If you’re sick of the frenetic, stressed out pace of the Big Smoke and the sky-high prices of the south then pack your bags and head up north.
Whether you’re renting or buying house prices are considerably lower, life is more relaxed with the friendliness of locals and you can experience a unique cultural experience.
Rents are Cheaper
As of April 2014, it was 96.2% more expensive to rent a property in London than the rest of the UK according to a report from Homelet.
And on the flipside of this, average monthly rental amounts are decreasing in Yorkshire and Humberside and the North East.
The average home in London is valued at approximately £331,000 compared with £117,000 in Northern England and about £109,000 in Northern Ireland.
So whether you’re renting or buying, it makes sense to live up north.
It might feel cliché to say that Southerners are more individualistic, more extroverted, and less amiable.
But all the anecdotal evidence says it’s true.
Whether it’s a bus driver who doesn’t acknowledge your existence, or the pregnant lady stood up on the tube, everyone who visits London comes away with a story about someone who was rude.
It’s a general rule that the further north you go, the friendlier people get.

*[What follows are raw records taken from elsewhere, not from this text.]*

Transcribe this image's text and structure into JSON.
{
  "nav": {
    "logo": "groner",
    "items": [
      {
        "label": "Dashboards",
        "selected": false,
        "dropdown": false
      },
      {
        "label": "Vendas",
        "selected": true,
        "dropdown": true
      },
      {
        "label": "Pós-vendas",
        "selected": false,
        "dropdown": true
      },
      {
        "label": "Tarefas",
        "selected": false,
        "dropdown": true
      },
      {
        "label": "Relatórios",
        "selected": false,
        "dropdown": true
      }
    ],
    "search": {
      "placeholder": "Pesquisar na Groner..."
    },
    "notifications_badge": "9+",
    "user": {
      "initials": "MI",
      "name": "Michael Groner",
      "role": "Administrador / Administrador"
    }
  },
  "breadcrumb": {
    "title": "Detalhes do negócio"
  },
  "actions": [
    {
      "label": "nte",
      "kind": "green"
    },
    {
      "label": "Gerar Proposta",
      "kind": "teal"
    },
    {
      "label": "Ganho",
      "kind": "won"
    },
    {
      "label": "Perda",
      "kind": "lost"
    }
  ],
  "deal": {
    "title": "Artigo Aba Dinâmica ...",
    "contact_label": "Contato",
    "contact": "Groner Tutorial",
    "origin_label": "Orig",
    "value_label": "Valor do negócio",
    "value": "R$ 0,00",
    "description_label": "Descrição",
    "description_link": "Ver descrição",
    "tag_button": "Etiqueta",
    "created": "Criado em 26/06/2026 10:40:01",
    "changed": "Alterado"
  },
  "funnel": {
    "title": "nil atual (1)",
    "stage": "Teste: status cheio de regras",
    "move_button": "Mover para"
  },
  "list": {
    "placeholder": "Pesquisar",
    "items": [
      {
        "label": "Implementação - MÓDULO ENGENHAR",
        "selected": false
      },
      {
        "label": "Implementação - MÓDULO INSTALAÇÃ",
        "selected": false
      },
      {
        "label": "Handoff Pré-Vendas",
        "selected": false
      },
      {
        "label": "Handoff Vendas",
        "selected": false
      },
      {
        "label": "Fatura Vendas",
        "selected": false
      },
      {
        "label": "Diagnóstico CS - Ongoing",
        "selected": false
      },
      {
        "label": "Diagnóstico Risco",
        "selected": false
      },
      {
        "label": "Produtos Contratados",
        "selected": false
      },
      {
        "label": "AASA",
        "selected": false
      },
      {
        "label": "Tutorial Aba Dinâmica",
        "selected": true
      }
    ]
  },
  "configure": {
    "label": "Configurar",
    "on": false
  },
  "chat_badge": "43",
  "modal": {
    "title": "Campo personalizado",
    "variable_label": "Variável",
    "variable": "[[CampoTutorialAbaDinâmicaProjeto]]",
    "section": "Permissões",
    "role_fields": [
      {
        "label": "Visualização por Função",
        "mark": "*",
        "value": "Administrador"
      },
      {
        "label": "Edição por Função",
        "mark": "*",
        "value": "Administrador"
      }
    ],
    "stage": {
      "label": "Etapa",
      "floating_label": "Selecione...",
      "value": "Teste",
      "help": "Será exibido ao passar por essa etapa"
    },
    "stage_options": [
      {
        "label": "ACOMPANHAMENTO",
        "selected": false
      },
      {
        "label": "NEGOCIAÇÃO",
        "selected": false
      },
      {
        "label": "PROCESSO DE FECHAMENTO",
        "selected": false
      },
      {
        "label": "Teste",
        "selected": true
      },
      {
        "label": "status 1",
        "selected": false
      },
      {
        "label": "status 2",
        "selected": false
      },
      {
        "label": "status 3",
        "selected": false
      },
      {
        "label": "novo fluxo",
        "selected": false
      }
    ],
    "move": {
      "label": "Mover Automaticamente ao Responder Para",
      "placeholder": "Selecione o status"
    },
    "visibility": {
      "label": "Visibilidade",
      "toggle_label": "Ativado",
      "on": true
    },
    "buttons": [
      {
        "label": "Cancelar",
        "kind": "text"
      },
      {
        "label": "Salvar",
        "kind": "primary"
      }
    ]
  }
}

Newcastle has been voted one of the friendliest cities in the UK, and the northern accent, particularly Yorkshire, Geordie and Glaswegian are considered friendly and honest.

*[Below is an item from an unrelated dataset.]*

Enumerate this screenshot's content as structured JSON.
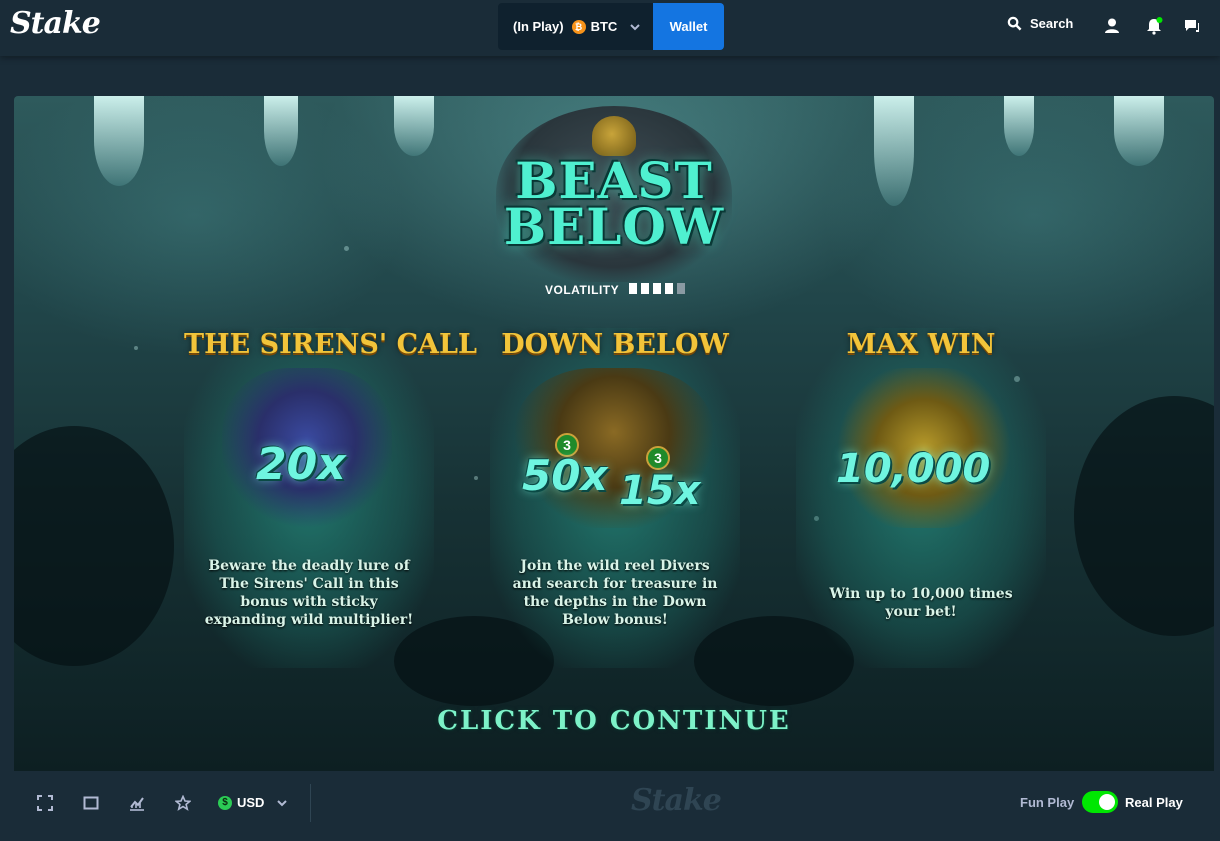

While you could argue that everything happens in London, this simply isn’t true.
The best music has sprung forth from the north.

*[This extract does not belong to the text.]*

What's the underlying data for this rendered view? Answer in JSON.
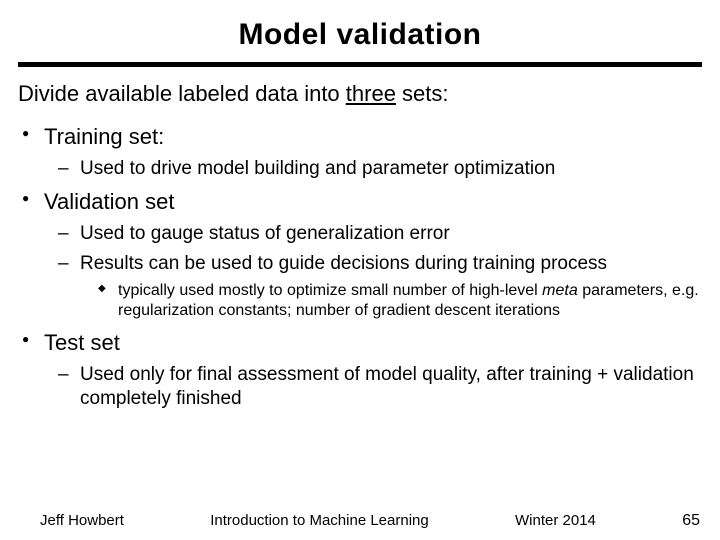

Think of the Beatles, Oasis, The Smiths, Joy Division, The Stone Roses, all of whom hailed from the north.
Literary geniuses have been born and bred there too, from the Bronte sisters to Alan Bennett.
Leeds has the International Film Festival and Manchester boasts the Halle, the longest established symphony orchestra at 151 years old.
So if you’re getting itchy feet and considering moving down south, do it.
But don’t worry; you’ll be running back to the unpretentious, straightforward and beautiful North of England soon enough.
Image via Craig Booth, with thanks